= What you have to do =
Every record should be written out exactly, please.
━━ Dataset entries ━━
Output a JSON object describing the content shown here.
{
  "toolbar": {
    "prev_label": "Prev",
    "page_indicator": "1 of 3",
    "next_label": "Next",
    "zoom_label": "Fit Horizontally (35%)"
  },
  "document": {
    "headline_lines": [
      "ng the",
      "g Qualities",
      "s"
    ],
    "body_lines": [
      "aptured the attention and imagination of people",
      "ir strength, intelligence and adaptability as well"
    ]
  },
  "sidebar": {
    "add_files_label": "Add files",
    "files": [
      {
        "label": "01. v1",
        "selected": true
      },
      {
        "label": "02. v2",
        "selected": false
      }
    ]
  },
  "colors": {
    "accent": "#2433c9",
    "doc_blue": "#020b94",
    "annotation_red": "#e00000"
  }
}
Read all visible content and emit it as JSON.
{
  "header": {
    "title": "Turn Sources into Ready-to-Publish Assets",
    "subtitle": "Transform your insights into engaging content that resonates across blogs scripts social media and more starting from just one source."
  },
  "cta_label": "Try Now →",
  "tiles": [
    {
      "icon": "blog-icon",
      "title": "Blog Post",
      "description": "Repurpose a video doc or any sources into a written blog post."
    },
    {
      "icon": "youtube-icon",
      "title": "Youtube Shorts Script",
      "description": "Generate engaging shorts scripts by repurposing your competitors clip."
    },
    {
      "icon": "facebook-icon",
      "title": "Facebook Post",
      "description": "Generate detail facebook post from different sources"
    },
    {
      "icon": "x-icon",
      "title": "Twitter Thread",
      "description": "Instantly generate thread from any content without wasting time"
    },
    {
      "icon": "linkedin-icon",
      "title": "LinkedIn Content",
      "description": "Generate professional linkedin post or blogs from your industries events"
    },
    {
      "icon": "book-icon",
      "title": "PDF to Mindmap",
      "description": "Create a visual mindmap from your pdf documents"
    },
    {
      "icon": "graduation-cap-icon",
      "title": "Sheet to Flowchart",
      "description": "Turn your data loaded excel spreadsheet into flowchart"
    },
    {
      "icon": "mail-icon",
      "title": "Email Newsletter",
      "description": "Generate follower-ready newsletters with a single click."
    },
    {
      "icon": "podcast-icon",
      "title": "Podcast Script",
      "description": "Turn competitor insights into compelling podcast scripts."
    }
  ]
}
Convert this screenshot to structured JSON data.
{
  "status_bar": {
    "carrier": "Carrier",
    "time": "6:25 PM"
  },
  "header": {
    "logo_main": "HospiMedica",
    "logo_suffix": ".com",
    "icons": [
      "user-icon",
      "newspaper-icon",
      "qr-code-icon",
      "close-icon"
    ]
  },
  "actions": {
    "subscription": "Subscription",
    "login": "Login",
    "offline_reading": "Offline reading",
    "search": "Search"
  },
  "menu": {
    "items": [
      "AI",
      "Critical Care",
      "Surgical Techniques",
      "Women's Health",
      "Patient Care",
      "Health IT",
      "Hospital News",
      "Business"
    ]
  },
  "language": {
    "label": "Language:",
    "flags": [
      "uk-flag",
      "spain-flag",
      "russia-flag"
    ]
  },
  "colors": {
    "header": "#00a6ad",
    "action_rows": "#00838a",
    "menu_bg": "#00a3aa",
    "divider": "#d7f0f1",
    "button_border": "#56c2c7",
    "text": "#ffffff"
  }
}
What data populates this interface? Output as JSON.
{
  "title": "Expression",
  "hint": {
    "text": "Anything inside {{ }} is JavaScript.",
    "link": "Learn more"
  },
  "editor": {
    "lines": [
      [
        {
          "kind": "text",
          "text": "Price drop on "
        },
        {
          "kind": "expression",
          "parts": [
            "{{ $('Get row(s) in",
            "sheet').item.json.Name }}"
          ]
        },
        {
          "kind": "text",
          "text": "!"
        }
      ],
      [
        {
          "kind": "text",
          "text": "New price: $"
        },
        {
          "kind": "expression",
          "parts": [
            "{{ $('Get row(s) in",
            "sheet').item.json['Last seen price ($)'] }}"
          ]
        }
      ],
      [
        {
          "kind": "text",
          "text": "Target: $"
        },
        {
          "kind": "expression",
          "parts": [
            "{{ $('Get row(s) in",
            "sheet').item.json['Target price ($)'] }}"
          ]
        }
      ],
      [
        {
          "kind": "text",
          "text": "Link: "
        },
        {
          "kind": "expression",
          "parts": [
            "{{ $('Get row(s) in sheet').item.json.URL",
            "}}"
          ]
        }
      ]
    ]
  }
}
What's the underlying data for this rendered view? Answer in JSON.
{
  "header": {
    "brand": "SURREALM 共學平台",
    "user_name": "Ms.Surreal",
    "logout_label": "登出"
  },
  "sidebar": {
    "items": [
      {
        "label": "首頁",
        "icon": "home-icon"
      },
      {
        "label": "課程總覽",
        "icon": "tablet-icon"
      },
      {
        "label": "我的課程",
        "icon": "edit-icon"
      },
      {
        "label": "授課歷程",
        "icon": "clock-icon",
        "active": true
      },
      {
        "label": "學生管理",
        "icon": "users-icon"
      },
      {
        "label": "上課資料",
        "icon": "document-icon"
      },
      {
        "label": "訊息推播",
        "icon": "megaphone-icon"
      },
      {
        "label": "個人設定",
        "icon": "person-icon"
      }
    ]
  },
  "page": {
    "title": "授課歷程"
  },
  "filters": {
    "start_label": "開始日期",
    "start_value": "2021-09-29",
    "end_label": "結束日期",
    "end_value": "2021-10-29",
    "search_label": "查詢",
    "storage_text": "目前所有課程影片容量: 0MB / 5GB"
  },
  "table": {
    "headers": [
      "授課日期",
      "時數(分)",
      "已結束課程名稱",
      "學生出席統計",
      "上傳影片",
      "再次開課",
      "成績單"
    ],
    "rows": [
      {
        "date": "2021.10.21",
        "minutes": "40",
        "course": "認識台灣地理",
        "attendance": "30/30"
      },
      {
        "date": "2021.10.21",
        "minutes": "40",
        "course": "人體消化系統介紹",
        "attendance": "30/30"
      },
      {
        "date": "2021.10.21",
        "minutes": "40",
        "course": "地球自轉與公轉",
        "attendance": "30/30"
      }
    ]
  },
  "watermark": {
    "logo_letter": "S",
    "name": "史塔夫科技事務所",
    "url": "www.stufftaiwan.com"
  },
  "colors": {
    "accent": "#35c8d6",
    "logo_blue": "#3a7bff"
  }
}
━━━
= Solution below =
Output a JSON object describing the content shown here.
{
  "toolbar": {
    "prev_label": "Prev",
    "page_indicator": "1 of 3",
    "next_label": "Next",
    "zoom_label": "Fit Horizontally (35%)"
  },
  "document": {
    "headline_lines": [
      "ng the",
      "g Qualities",
      "s"
    ],
    "body_lines": [
      "aptured the attention and imagination of people",
      "ir strength, intelligence and adaptability as well"
    ]
  },
  "sidebar": {
    "add_files_label": "Add files",
    "files": [
      {
        "label": "01. v1",
        "selected": true
      },
      {
        "label": "02. v2",
        "selected": false
      }
    ]
  },
  "colors": {
    "accent": "#2433c9",
    "doc_blue": "#020b94",
    "annotation_red": "#e00000"
  }
}
Read all visible content and emit it as JSON.
{
  "header": {
    "title": "Turn Sources into Ready-to-Publish Assets",
    "subtitle": "Transform your insights into engaging content that resonates across blogs scripts social media and more starting from just one source."
  },
  "cta_label": "Try Now →",
  "tiles": [
    {
      "icon": "blog-icon",
      "title": "Blog Post",
      "description": "Repurpose a video doc or any sources into a written blog post."
    },
    {
      "icon": "youtube-icon",
      "title": "Youtube Shorts Script",
      "description": "Generate engaging shorts scripts by repurposing your competitors clip."
    },
    {
      "icon": "facebook-icon",
      "title": "Facebook Post",
      "description": "Generate detail facebook post from different sources"
    },
    {
      "icon": "x-icon",
      "title": "Twitter Thread",
      "description": "Instantly generate thread from any content without wasting time"
    },
    {
      "icon": "linkedin-icon",
      "title": "LinkedIn Content",
      "description": "Generate professional linkedin post or blogs from your industries events"
    },
    {
      "icon": "book-icon",
      "title": "PDF to Mindmap",
      "description": "Create a visual mindmap from your pdf documents"
    },
    {
      "icon": "graduation-cap-icon",
      "title": "Sheet to Flowchart",
      "description": "Turn your data loaded excel spreadsheet into flowchart"
    },
    {
      "icon": "mail-icon",
      "title": "Email Newsletter",
      "description": "Generate follower-ready newsletters with a single click."
    },
    {
      "icon": "podcast-icon",
      "title": "Podcast Script",
      "description": "Turn competitor insights into compelling podcast scripts."
    }
  ]
}
Convert this screenshot to structured JSON data.
{
  "status_bar": {
    "carrier": "Carrier",
    "time": "6:25 PM"
  },
  "header": {
    "logo_main": "HospiMedica",
    "logo_suffix": ".com",
    "icons": [
      "user-icon",
      "newspaper-icon",
      "qr-code-icon",
      "close-icon"
    ]
  },
  "actions": {
    "subscription": "Subscription",
    "login": "Login",
    "offline_reading": "Offline reading",
    "search": "Search"
  },
  "menu": {
    "items": [
      "AI",
      "Critical Care",
      "Surgical Techniques",
      "Women's Health",
      "Patient Care",
      "Health IT",
      "Hospital News",
      "Business"
    ]
  },
  "language": {
    "label": "Language:",
    "flags": [
      "uk-flag",
      "spain-flag",
      "russia-flag"
    ]
  },
  "colors": {
    "header": "#00a6ad",
    "action_rows": "#00838a",
    "menu_bg": "#00a3aa",
    "divider": "#d7f0f1",
    "button_border": "#56c2c7",
    "text": "#ffffff"
  }
}
What data populates this interface? Output as JSON.
{
  "title": "Expression",
  "hint": {
    "text": "Anything inside {{ }} is JavaScript.",
    "link": "Learn more"
  },
  "editor": {
    "lines": [
      [
        {
          "kind": "text",
          "text": "Price drop on "
        },
        {
          "kind": "expression",
          "parts": [
            "{{ $('Get row(s) in",
            "sheet').item.json.Name }}"
          ]
        },
        {
          "kind": "text",
          "text": "!"
        }
      ],
      [
        {
          "kind": "text",
          "text": "New price: $"
        },
        {
          "kind": "expression",
          "parts": [
            "{{ $('Get row(s) in",
            "sheet').item.json['Last seen price ($)'] }}"
          ]
        }
      ],
      [
        {
          "kind": "text",
          "text": "Target: $"
        },
        {
          "kind": "expression",
          "parts": [
            "{{ $('Get row(s) in",
            "sheet').item.json['Target price ($)'] }}"
          ]
        }
      ],
      [
        {
          "kind": "text",
          "text": "Link: "
        },
        {
          "kind": "expression",
          "parts": [
            "{{ $('Get row(s) in sheet').item.json.URL",
            "}}"
          ]
        }
      ]
    ]
  }
}
What's the underlying data for this rendered view? Answer in JSON.
{
  "header": {
    "brand": "SURREALM 共學平台",
    "user_name": "Ms.Surreal",
    "logout_label": "登出"
  },
  "sidebar": {
    "items": [
      {
        "label": "首頁",
        "icon": "home-icon"
      },
      {
        "label": "課程總覽",
        "icon": "tablet-icon"
      },
      {
        "label": "我的課程",
        "icon": "edit-icon"
      },
      {
        "label": "授課歷程",
        "icon": "clock-icon",
        "active": true
      },
      {
        "label": "學生管理",
        "icon": "users-icon"
      },
      {
        "label": "上課資料",
        "icon": "document-icon"
      },
      {
        "label": "訊息推播",
        "icon": "megaphone-icon"
      },
      {
        "label": "個人設定",
        "icon": "person-icon"
      }
    ]
  },
  "page": {
    "title": "授課歷程"
  },
  "filters": {
    "start_label": "開始日期",
    "start_value": "2021-09-29",
    "end_label": "結束日期",
    "end_value": "2021-10-29",
    "search_label": "查詢",
    "storage_text": "目前所有課程影片容量: 0MB / 5GB"
  },
  "table": {
    "headers": [
      "授課日期",
      "時數(分)",
      "已結束課程名稱",
      "學生出席統計",
      "上傳影片",
      "再次開課",
      "成績單"
    ],
    "rows": [
      {
        "date": "2021.10.21",
        "minutes": "40",
        "course": "認識台灣地理",
        "attendance": "30/30"
      },
      {
        "date": "2021.10.21",
        "minutes": "40",
        "course": "人體消化系統介紹",
        "attendance": "30/30"
      },
      {
        "date": "2021.10.21",
        "minutes": "40",
        "course": "地球自轉與公轉",
        "attendance": "30/30"
      }
    ]
  },
  "watermark": {
    "logo_letter": "S",
    "name": "史塔夫科技事務所",
    "url": "www.stufftaiwan.com"
  },
  "colors": {
    "accent": "#35c8d6",
    "logo_blue": "#3a7bff"
  }
}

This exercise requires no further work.